- [Work request] Your job is to return every line of the listing holding the string "summary".
--------------------------------------------------
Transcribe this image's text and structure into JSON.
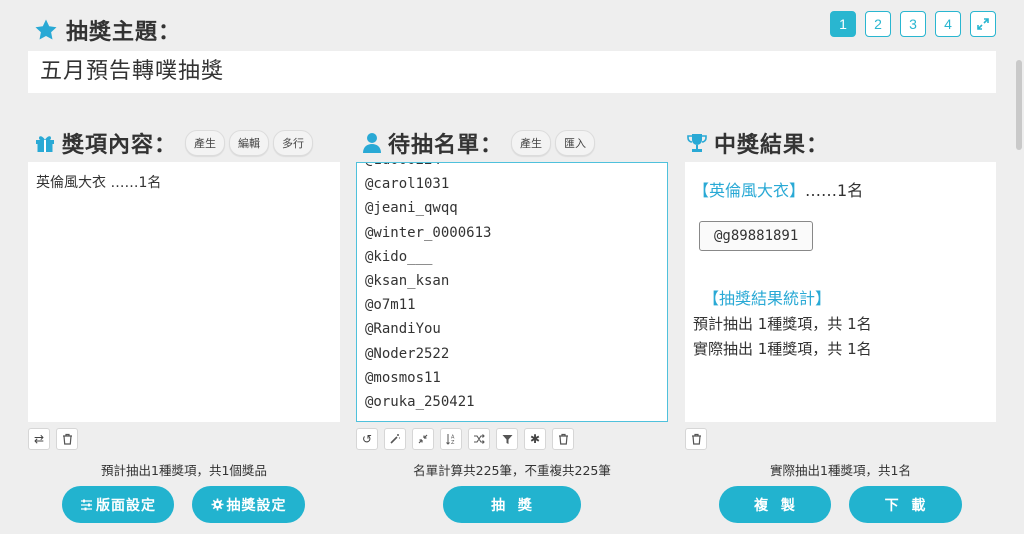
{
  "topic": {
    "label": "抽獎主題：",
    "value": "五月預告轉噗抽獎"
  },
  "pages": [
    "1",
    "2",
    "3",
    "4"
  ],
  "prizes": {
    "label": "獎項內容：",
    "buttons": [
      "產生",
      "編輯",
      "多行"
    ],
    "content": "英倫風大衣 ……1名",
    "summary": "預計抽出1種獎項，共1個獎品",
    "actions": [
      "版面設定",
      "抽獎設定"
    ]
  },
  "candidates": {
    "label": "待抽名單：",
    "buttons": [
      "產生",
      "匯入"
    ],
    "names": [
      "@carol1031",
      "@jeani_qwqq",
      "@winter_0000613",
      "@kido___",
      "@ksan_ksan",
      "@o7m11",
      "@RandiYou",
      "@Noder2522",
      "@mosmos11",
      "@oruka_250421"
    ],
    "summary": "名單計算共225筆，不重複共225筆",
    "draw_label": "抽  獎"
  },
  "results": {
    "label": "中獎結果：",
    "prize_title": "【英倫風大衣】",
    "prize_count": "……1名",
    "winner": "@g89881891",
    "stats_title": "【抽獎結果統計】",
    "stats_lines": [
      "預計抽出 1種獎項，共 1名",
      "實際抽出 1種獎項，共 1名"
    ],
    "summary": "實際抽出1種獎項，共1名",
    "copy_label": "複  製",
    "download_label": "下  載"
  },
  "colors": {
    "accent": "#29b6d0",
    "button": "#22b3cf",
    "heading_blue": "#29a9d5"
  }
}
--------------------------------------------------
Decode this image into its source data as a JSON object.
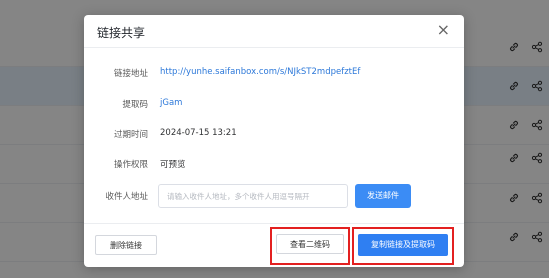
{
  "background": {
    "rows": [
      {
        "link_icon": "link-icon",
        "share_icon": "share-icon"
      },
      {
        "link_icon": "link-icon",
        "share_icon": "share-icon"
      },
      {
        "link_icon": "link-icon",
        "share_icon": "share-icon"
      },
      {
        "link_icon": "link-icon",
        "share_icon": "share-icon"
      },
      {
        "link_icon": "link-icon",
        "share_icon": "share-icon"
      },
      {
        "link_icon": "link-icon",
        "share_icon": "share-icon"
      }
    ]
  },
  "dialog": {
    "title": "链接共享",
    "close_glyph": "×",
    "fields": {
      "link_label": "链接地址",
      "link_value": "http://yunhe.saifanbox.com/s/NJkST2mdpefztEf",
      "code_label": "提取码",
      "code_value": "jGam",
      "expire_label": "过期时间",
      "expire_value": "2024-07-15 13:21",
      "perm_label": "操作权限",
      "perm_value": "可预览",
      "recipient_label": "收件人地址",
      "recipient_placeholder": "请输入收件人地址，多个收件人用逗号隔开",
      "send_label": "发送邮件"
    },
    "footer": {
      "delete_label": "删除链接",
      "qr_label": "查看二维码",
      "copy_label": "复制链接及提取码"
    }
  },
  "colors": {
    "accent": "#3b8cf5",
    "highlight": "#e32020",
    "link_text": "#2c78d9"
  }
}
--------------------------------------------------
- [Solution to the exercise]
    "summary": "預計抽出1種獎項，共1個獎品",
    "summary": "名單計算共225筆，不重複共225筆",
    "summary": "實際抽出1種獎項，共1名",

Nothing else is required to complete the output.